Shameful.  Despite being a writer, I'm actually really, really horrible at articulating myself in real life. But pushing aside my fumbling answer, I do think I was on the right track.  I started pondering the idea again when my friend messaged me lamenting the return of high-waisted pants.  I, on the other hand, welcomed the trend, and it made me wonder why there was a difference in how we both perceived the attractiveness of those waist-defining (and crotch-lengthening) bottoms.  How do we get away with critiquing fashion and giving it our "yes" or "no" seal of approval?  Can we really call something unflattering when it's all in the eye of the beholder?

To begin, there are certain things I look for when I discern whether fashion is ugly or not:

1) Fit

If something doesn't fit, there's a much higher chance you don't look good in it.  It doesn't mean the item has to be skintight (and following the oversized trend doesn't mean you can go baggy as baggy goes), but that the seams and cutting hit where they're supposed to hit.

2) Quality

I've seen so many outfits that look good from afar, yet once I venture closer, the pilling fabric, unraveling stitching, and lack of structure make the outfits exceedingly average.
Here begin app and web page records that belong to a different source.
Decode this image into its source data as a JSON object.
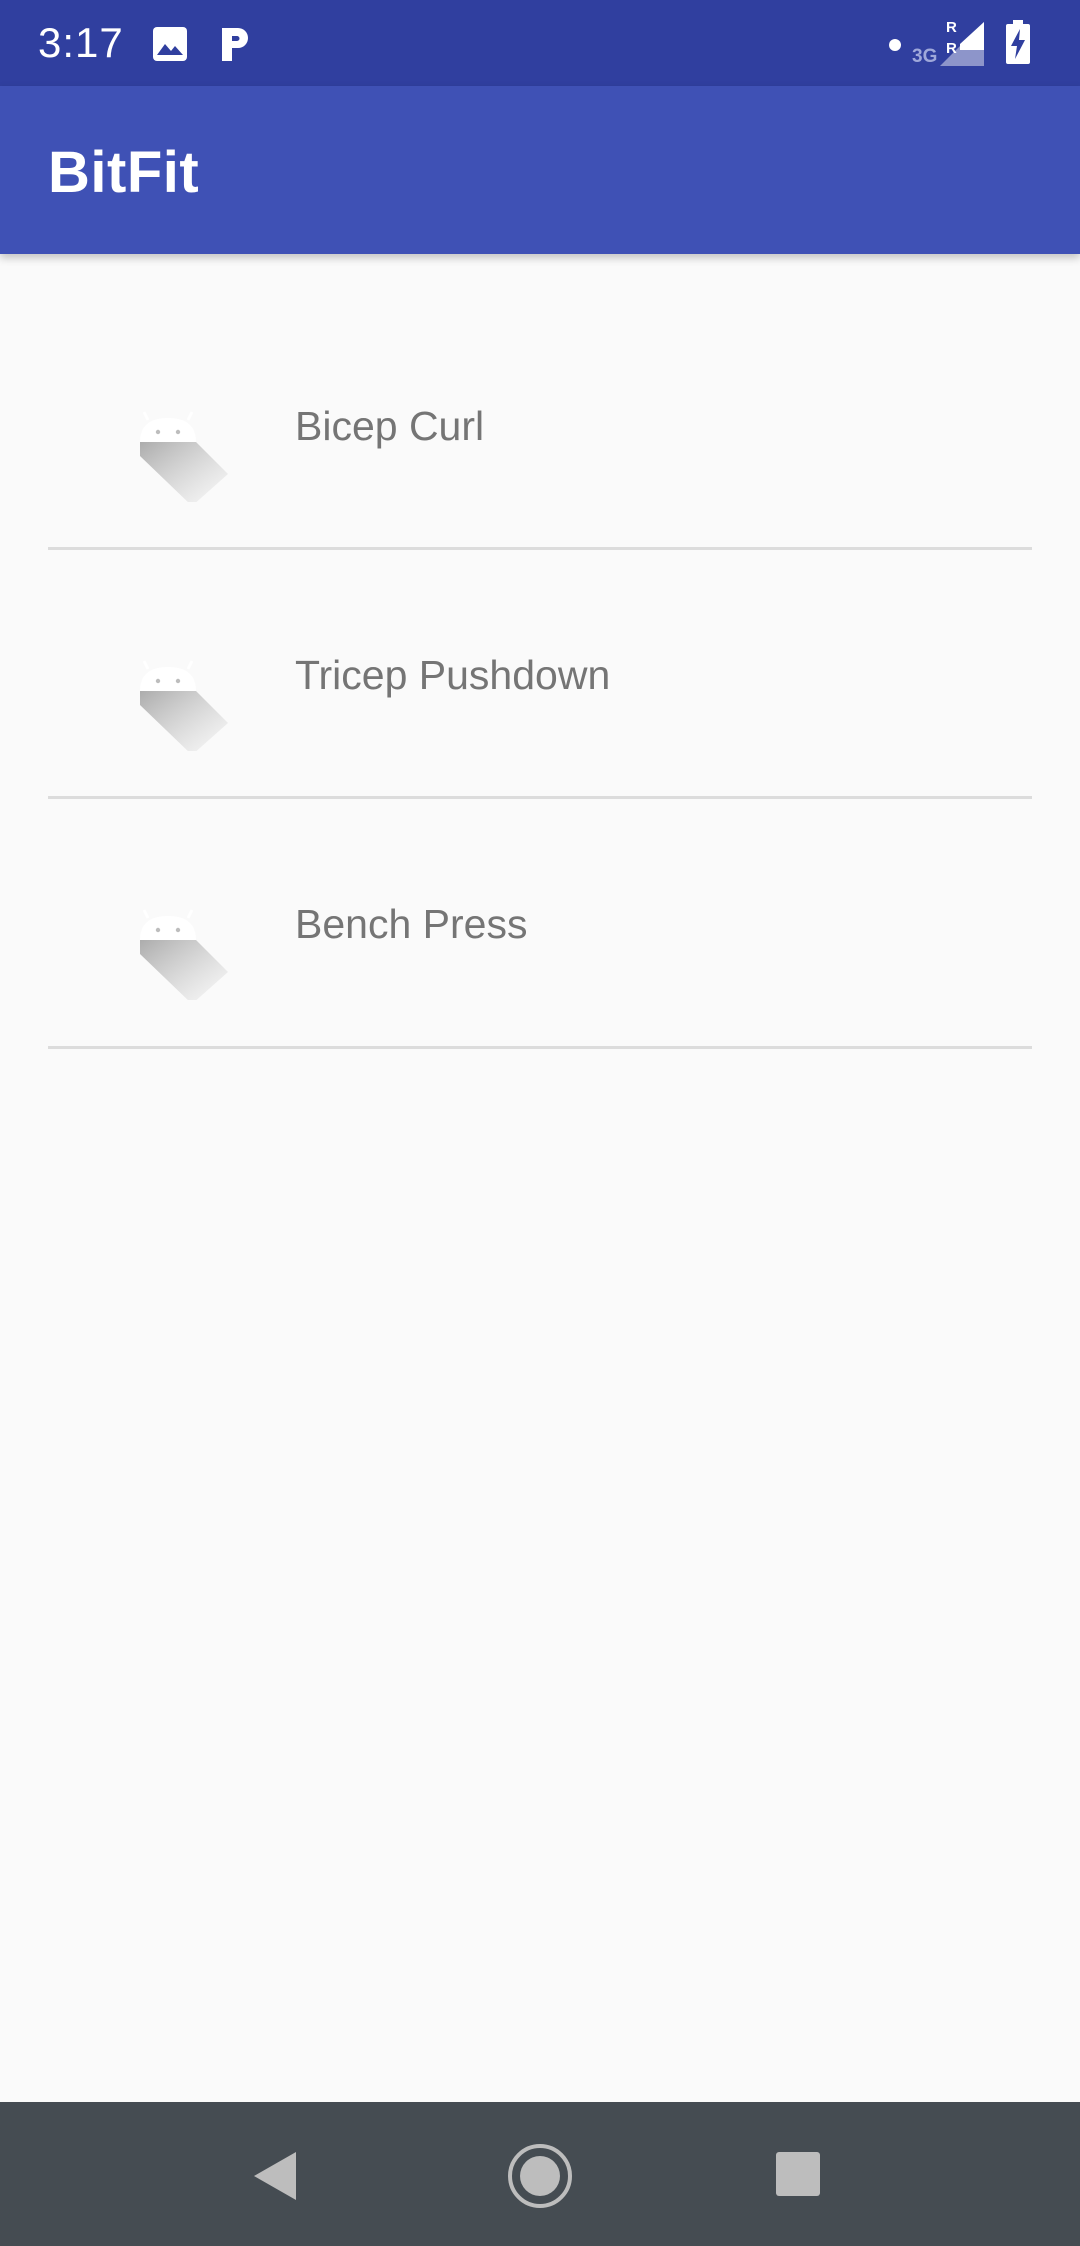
{
  "status_bar": {
    "time": "3:17",
    "icons": [
      "image-icon",
      "parking-icon",
      "dot-icon",
      "signal-3g-icon",
      "battery-charging-icon"
    ],
    "network_label": "3G",
    "roaming_label": "R"
  },
  "app_bar": {
    "title": "BitFit"
  },
  "exercises": [
    {
      "label": "Bicep Curl",
      "icon": "android-placeholder-icon"
    },
    {
      "label": "Tricep Pushdown",
      "icon": "android-placeholder-icon"
    },
    {
      "label": "Bench Press",
      "icon": "android-placeholder-icon"
    }
  ],
  "nav_bar": {
    "buttons": [
      "back-icon",
      "home-icon",
      "recents-icon"
    ]
  },
  "colors": {
    "status_bar": "#303f9f",
    "app_bar": "#3f51b5",
    "background": "#fafafa",
    "item_text": "#757575",
    "divider": "#dcdcdc",
    "nav_bar": "#454c52"
  }
}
That strange, curved shoulder jacket may be the most unflattering thing you've seen, but at least it's well-made - and that is something worth admiring.  Being a broke university student, I know how difficult finding quality pieces at reasonable prices can be, so my trick is to go for pieces that look expensive but don't necessarily leave a massive dent in your bank account (stores like H&M or Joe Fresh, and any killer clearance sales are my saviours).

3) Design

Design and quality work hand in hand. A basic white tee might not have much in terms of design, but the quality of its construction is what makes it special. Nonetheless, a garment that has some element of original thought put into it deserves appreciation.  For example, I own a Prada sweater that looks like any simple V-neck grey sweater, but on closer inspection, one notices there is slight ruching along the shoulders done with exposed black stitching.  It adds just that extra bit of depth to the top, and it's something unique, even if it's something only I know about.

But overall, what makes fashion look good is something that goes beyond the specifics into a more holistic perspective that, ultimately, makes it all subjective.  Because no matter what one person may call ugly, I know I'll find keen street stylers who pull it off like they're wearing Dior Couture. And so that brings me to a fourth point:

4) Confidence

The final, most important ingredient.  This is the one element that trumps all.  If you feel great in that hospital gown blouse, and you walk out there holding your head high, then no question, that blouse looks good.  Anyone can wear anything.  The right styling and awareness of one's body shape definitely helps, but it's confidence and daring that wows me, not "good" style.

At the end of the day, every fashion item/trend/look has the potential to be flattering, as long as the wearer first and foremost believes in it.  Everything works.  Nothing's ugly. Unfortunately, a lot of the "ugly" slander gets thrown at high fashion, runway looks. Understand that what goes down the runway is not necessarily meant to be worn as is on the streets.  Runway looks are exaggerated, meant to give us a good show, and designed to speak to our wildest creative fantasies. The runway acts as a conduit for trends, ideas, and sociopolitical messages.  Tell me, can you really call that ugly?

Image Source: Photo1, 2